I have come across the term "programming to an interface instead of an implementation" a lot, and I think I kind of understand what it means. But I want to make sure I understand it's benefits and it's possible implementations.
"Programming to an interface" means, that when possible, one should refer to a more abstract level of a class (an interface, abstract class, or sometimes a superclass of some sort), instead of refering to a concrete implementation.
A common example in Java, is to use:
List myList = new ArrayList(); instead of
ArrayList myList = new ArrayList(); .
I have two questions regarding this:
I want to make sure I understand the main benefits of this approach. I think the benefits are mostly flexibility. Declaring an object as a more high-level reference, rather than a concrete implementation, allows for more flexibility and maintainablity throughout the development cycle and throughout the code. Is this correct? Is flexibility the main benefit?

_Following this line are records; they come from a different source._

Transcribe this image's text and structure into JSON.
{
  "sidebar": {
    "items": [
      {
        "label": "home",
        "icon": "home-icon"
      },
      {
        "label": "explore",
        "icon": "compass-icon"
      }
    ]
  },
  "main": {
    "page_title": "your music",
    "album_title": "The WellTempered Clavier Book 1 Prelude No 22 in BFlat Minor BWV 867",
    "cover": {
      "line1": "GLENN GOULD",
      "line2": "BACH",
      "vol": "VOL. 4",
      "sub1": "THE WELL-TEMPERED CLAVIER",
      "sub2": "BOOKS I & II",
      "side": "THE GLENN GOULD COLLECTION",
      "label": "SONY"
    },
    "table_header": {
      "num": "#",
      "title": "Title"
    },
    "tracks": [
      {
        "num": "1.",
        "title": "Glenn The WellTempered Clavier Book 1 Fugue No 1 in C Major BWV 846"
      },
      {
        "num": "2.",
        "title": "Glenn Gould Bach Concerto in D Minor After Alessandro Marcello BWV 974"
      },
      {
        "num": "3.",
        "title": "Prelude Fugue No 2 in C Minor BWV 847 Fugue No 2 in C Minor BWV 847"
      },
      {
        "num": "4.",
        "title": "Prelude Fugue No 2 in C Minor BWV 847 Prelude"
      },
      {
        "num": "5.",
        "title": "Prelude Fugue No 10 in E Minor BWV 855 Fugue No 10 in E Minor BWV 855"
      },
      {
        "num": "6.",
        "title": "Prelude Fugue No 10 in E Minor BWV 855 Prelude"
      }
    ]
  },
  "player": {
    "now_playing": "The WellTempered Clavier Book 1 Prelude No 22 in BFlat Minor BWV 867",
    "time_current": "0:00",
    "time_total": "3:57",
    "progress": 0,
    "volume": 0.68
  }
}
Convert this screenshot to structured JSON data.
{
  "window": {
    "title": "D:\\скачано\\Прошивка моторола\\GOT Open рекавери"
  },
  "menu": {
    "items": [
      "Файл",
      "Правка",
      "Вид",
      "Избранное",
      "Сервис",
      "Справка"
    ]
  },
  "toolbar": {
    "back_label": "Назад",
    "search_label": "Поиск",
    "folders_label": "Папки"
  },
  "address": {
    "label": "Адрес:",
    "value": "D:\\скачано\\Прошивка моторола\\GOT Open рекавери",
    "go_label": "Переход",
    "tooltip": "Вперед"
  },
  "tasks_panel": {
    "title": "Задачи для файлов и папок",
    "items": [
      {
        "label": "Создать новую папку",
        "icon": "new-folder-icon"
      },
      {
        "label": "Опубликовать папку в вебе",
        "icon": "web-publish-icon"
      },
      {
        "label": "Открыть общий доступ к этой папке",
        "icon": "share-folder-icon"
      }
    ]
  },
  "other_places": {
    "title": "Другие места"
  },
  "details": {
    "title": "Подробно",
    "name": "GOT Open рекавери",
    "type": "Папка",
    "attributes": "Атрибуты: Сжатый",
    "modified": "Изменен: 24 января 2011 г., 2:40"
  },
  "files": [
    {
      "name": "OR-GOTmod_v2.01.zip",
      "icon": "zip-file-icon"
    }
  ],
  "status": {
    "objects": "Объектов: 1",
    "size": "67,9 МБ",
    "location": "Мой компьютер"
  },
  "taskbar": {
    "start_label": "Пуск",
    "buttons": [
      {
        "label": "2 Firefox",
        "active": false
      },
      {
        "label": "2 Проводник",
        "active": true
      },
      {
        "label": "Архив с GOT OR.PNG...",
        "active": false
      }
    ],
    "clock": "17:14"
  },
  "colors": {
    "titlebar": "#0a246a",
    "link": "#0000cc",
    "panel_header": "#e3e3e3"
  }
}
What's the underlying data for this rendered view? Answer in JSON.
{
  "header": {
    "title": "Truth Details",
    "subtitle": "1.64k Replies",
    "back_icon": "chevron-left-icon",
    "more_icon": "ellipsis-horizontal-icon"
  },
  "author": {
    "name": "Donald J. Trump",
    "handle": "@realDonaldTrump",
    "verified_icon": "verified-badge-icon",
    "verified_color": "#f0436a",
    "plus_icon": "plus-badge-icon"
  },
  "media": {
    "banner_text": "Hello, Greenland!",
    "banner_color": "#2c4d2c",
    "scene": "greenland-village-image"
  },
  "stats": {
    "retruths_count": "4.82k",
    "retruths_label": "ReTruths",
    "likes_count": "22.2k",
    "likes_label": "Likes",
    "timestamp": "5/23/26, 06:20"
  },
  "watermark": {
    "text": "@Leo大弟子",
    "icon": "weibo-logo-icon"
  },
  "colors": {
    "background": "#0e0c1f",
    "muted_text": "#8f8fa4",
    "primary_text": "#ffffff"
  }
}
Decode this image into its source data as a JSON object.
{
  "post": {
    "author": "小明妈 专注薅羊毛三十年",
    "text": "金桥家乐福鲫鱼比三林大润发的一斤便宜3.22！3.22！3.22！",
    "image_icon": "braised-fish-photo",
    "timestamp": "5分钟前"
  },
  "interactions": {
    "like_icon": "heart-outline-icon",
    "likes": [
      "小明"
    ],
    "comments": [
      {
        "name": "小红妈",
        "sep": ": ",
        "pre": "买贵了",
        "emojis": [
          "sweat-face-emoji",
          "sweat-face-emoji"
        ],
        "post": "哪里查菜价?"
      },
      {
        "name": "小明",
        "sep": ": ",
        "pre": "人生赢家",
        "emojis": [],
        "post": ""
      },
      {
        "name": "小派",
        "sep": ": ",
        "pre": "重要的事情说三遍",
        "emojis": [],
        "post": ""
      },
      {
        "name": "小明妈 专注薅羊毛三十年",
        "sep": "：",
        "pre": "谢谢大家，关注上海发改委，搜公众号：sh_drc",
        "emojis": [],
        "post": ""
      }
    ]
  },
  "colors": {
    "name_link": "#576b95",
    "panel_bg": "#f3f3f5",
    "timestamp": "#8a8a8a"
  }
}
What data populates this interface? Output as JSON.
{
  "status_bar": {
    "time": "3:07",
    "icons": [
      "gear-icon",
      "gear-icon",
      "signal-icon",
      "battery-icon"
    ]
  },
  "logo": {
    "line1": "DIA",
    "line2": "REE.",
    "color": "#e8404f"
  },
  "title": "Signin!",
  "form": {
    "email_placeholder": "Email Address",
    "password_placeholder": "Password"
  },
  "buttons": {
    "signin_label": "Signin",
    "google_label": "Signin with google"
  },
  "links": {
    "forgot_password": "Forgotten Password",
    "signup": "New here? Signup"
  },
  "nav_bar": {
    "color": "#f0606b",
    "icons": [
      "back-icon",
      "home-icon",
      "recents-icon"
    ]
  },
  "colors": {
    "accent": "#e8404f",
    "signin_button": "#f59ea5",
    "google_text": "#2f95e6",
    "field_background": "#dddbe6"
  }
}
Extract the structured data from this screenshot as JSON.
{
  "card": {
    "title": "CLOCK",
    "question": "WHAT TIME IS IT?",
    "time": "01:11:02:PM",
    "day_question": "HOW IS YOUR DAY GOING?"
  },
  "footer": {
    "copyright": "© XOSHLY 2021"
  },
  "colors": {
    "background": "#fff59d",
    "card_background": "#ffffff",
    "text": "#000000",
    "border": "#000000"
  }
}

Are there more ways of 'programming to an interface'? Or is "declaring a variable as an interface rather than a concrete implementation" the the only implementation of this concept?
I'm not talking about the Java construct Interface. I'm talking about the OO principle "programming to an interface, not an implementation". In this principle, the world "interface" refers to any "supertype" of a class - an interface, an abstract class, or a simple superclass which is more abstract and less concrete than it's more concrete subclasses.